In spring the lush landscape is heavy with sweet perfume, and an outdoor holiday beckons like a mermaid’s siren call. We have just the thing. Between the rocks of Gran Sasso and the Sirente-Velino, in the caves far away from prying eyes, are buried treasures that are worthy of the best Indiana Jones movies.
We’re talking about the legacy of prehistoric era. This goes for all the forests and woodlands that you see along the way that all date back to those ancient times. For example, the birches, typical Nordic trees that you see in the Gran Sasso National Park, are prehistoric remnants from the Ice Age. But the woods, the forests, the green marvels of our area can be enjoyed by everyone. What we have to offer, though, is an exclusive prehistoric treasure hunt, equipped with ruck sack, torch and trekking boots – a thrilling expedition that brings those ancient times back to life.
How could we start this journey anywhere else than with the very recent discovery of a giant dinosaur footprint that was unearthed on Cagno mountain in Caprara. The giant footprint is believed to have belonged to a (ferocious) carnivore that lived hundreds of millions of years ago. We will reach it via a two-hour trek through woods which, among other things, has plenty of beautiful scenery to enjoy along the way.
Still in the Sirente-Velino Park area, we can’t not mention the enormous necropolis at Fossa. With its distinctive prehistoric standing stones it’s dubbed the Stonehenge of Italy.
But the Gran Sasso has no fewer surpises. The largest and most exciting discovery is perhaps that of a mammoth (and yes, even in Italy we had mammoths), in Scoppito, close to L’Aquila in whose Abruzzo National Museum (MUNDA, to its friends) the mammoth can be seen in all its glory.
Along the ridges of the Gran Sasso mountain, where today you can see pleasant fortified towns, once there were tiny settlements of early man. They hid themselves in caves as protection from ferocious animals. These ancestors of ours left numerous traces of their existence: lances, stone axes, everyday objects and cave paintings. These treasures can be seen, for example, in Catignano, in the neolithic village where many very important painted ceramic remains were found of the so-called ‘Catignano Culture’.
Some years ago many bronze age objects came to light in the Cave at Male di Assergi. The descent is only for true explorers, to see its beautiful underground lakes. They can only be reached, torch in hand, by being lowered 3 metres by rope.
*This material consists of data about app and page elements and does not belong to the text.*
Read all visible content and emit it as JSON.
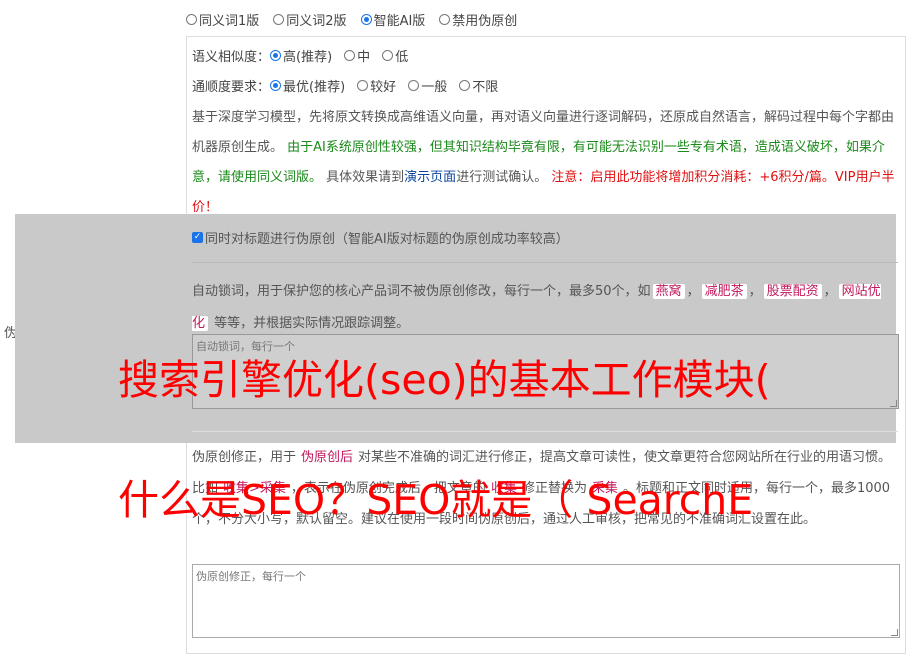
{
  "section_label": "伪原创设置",
  "versions": [
    {
      "label": "同义词1版",
      "checked": false
    },
    {
      "label": "同义词2版",
      "checked": false
    },
    {
      "label": "智能AI版",
      "checked": true
    },
    {
      "label": "禁用伪原创",
      "checked": false
    }
  ],
  "similarity": {
    "label": "语义相似度：",
    "options": [
      {
        "label": "高(推荐)",
        "checked": true
      },
      {
        "label": "中",
        "checked": false
      },
      {
        "label": "低",
        "checked": false
      }
    ]
  },
  "fluency": {
    "label": "通顺度要求：",
    "options": [
      {
        "label": "最优(推荐)",
        "checked": true
      },
      {
        "label": "较好",
        "checked": false
      },
      {
        "label": "一般",
        "checked": false
      },
      {
        "label": "不限",
        "checked": false
      }
    ]
  },
  "description": {
    "part1": "基于深度学习模型，先将原文转换成高维语义向量，再对语义向量进行逐词解码，还原成自然语言，解码过程中每个字都由机器原创生成。",
    "part2_green": "由于AI系统原创性较强，但其知识结构毕竟有限，有可能无法识别一些专有术语，造成语义破坏，如果介意，请使用同义词版。",
    "part3": "具体效果请到",
    "link": "演示页面",
    "part4": "进行测试确认。",
    "part5_red": "注意：启用此功能将增加积分消耗：+6积分/篇。VIP用户半价！"
  },
  "title_checkbox": {
    "label": "同时对标题进行伪原创（智能AI版对标题的伪原创成功率较高）",
    "checked": true
  },
  "lock_words": {
    "text1": "自动锁词，用于保护您的核心产品词不被伪原创修改，每行一个，最多50个，如",
    "tags": [
      "燕窝",
      "减肥茶",
      "股票配资",
      "网站优化"
    ],
    "text2": "等等，并根据实际情况跟踪调整。",
    "placeholder": "自动锁词，每行一个"
  },
  "fix_words": {
    "text1": "伪原创修正，用于",
    "tag1": "伪原创后",
    "text2": "对某些不准确的词汇进行修正，提高文章可读性，使文章更符合您网站所在行业的用语习惯。比如",
    "tag2": "收集>采集",
    "text3": "，表示在伪原创完成后，把文章的",
    "tag3": "收集",
    "text4": "修正替换为",
    "tag4": "采集",
    "text5": "。标题和正文同时适用，每行一个，最多1000个，不分大小写，默认留空。建议在使用一段时间伪原创后，通过人工审核，把常见的不准确词汇设置在此。",
    "placeholder": "伪原创修正，每行一个"
  },
  "overlay_text": {
    "line1": "搜索引擎优化(seo)的基本工作模块(",
    "line2": "什么是SEO？SEO就是（ SearchE"
  },
  "colors": {
    "accent": "#1a73e8",
    "green": "#1a8a1a",
    "red": "#e01010",
    "overlay": "#c9c9c9",
    "watermark_red": "#ff0000"
  }
}
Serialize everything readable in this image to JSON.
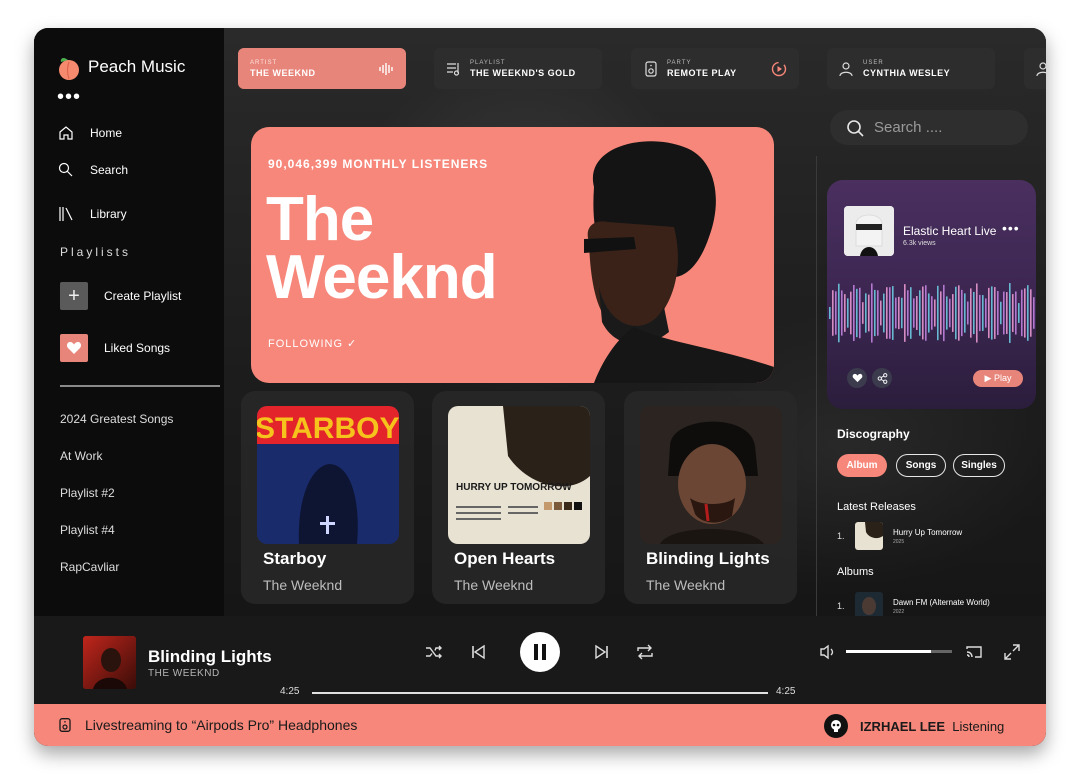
{
  "app": {
    "name": "Peach Music",
    "more_label": "•••"
  },
  "sidebar": {
    "nav": [
      {
        "label": "Home",
        "icon": "home-icon"
      },
      {
        "label": "Search",
        "icon": "search-icon"
      },
      {
        "label": "Library",
        "icon": "library-icon"
      }
    ],
    "playlists_heading": "Playlists",
    "create_playlist": "Create Playlist",
    "liked_songs": "Liked Songs",
    "playlists": [
      "2024 Greatest Songs",
      "At Work",
      "Playlist #2",
      "Playlist #4",
      "RapCavliar"
    ]
  },
  "tabs": [
    {
      "kind": "ARTIST",
      "value": "THE WEEKND",
      "icon": "waveform-icon"
    },
    {
      "kind": "PLAYLIST",
      "value": "THE WEEKND'S GOLD",
      "icon": "playlist-icon"
    },
    {
      "kind": "PARTY",
      "value": "REMOTE PLAY",
      "icon": "speaker-icon"
    },
    {
      "kind": "USER",
      "value": "CYNTHIA WESLEY",
      "icon": "user-icon"
    }
  ],
  "hero": {
    "listeners": "90,046,399 MONTHLY LISTENERS",
    "artist_line1": "The",
    "artist_line2": "Weeknd",
    "following": "FOLLOWING ✓"
  },
  "albums": [
    {
      "title": "Starboy",
      "artist": "The Weeknd",
      "cover_text": "STARBOY"
    },
    {
      "title": "Open Hearts",
      "artist": "The Weeknd",
      "cover_text": "HURRY UP TOMORROW"
    },
    {
      "title": "Blinding Lights",
      "artist": "The Weeknd"
    }
  ],
  "search": {
    "placeholder": "Search ...."
  },
  "now_card": {
    "title": "Elastic Heart Live",
    "views": "6.3k views",
    "more": "•••",
    "play": "▶ Play"
  },
  "discography": {
    "heading": "Discography",
    "filters": [
      {
        "label": "Album",
        "active": true
      },
      {
        "label": "Songs",
        "active": false
      },
      {
        "label": "Singles",
        "active": false
      }
    ],
    "latest_heading": "Latest Releases",
    "latest": [
      {
        "n": "1.",
        "title": "Hurry Up Tomorrow",
        "year": "2025"
      }
    ],
    "albums_heading": "Albums",
    "albums": [
      {
        "n": "1.",
        "title": "Dawn FM (Alternate World)",
        "year": "2022"
      }
    ]
  },
  "player": {
    "song": "Blinding Lights",
    "artist": "THE WEEKND",
    "elapsed": "4:25",
    "duration": "4:25",
    "progress": 1.0,
    "volume": 0.8
  },
  "banner": {
    "stream": "Livestreaming to “Airpods Pro” Headphones",
    "user": "IZRHAEL LEE",
    "status": "Listening"
  },
  "colors": {
    "accent": "#f6877a",
    "tab_active": "#e8857a",
    "background": "#141414",
    "sidebar": "#0c0c0c"
  }
}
And you can’t miss the Pietra Rossa (Red Rock) cave at Carpineto della Nora. Easier to reach on a guided expedition, it has Iron Age cave paintings and is on route to the majestic pastures of Voltigno, on Gran Sasso’s eastern slopes.